Molecular basis for the ribosome functioning as an L-tryptophan sensor

Cell Rep. 2014 Oct 23;9(2):469-75. doi: 10.1016/j.celrep.2014.09.011. Epub 2014 Oct 9.


Elevated levels of the free amino acid L-tryptophan (L-Trp) trigger expression of the tryptophanase tnaCAB operon in E. coli. Activation depends on tryptophan-dependent ribosomal stalling during translation of the upstream TnaC peptide. Here, we present a cryoelectron microscopy (cryo-EM) reconstruction at 3.8 Å resolution of a ribosome stalled by the TnaC peptide. Unexpectedly, we observe two L-Trp molecules in the ribosomal exit tunnel coordinated within composite hydrophobic pockets formed by the nascent TnaC peptide and the tunnel wall. As a result, the peptidyl transferase center (PTC) adopts a distinct conformation that precludes productive accommodation of release factor 2 (RF2), thereby inducing translational stalling. Collectively, our results demonstrate how the translating ribosome can act as a small molecule sensor for gene regulation.

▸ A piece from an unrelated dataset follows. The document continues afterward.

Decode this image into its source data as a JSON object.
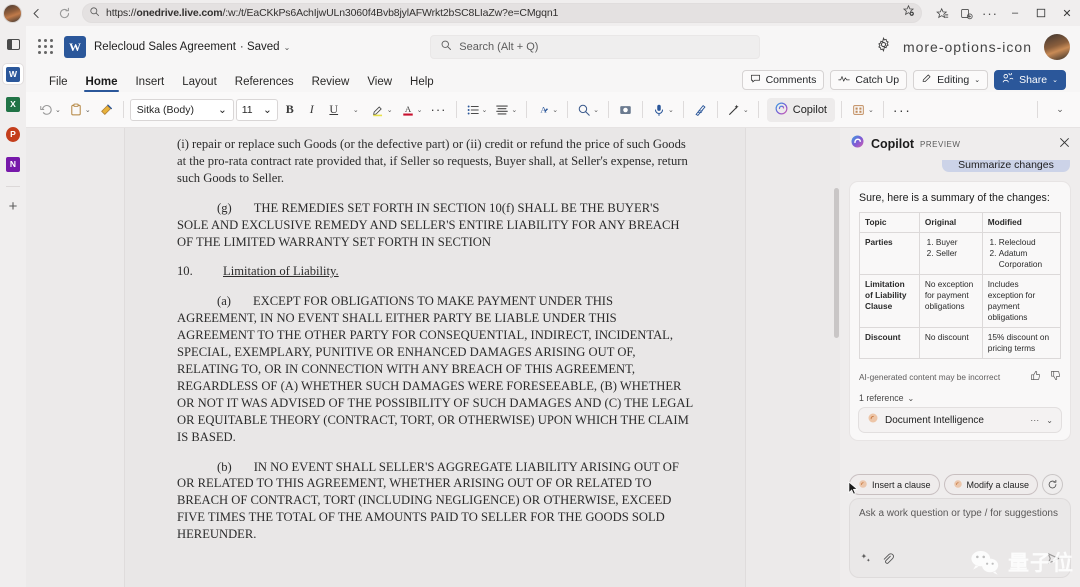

Publication types

  • Research Support, Non-U.S. Gov't

MeSH terms

  • Amino Acid Sequence
  • Escherichia coli / chemistry
  • Escherichia coli / genetics
  • Escherichia coli / metabolism*
  • Escherichia coli Proteins / chemistry
  • Escherichia coli Proteins / metabolism
  • Gene Expression Regulation, Bacterial*
  • Molecular Sequence Data
  • Operon
  • Peptide Termination Factors / metabolism
  • Protein Binding
  • Protein Structure, Tertiary
  • Ribosomes / chemistry*
  • Ribosomes / metabolism
  • Tryptophan / metabolism*


  • Escherichia coli Proteins
  • Peptide Termination Factors
  • peptide chain termination release factor 2
  • tnaC protein, E coli
  • Tryptophan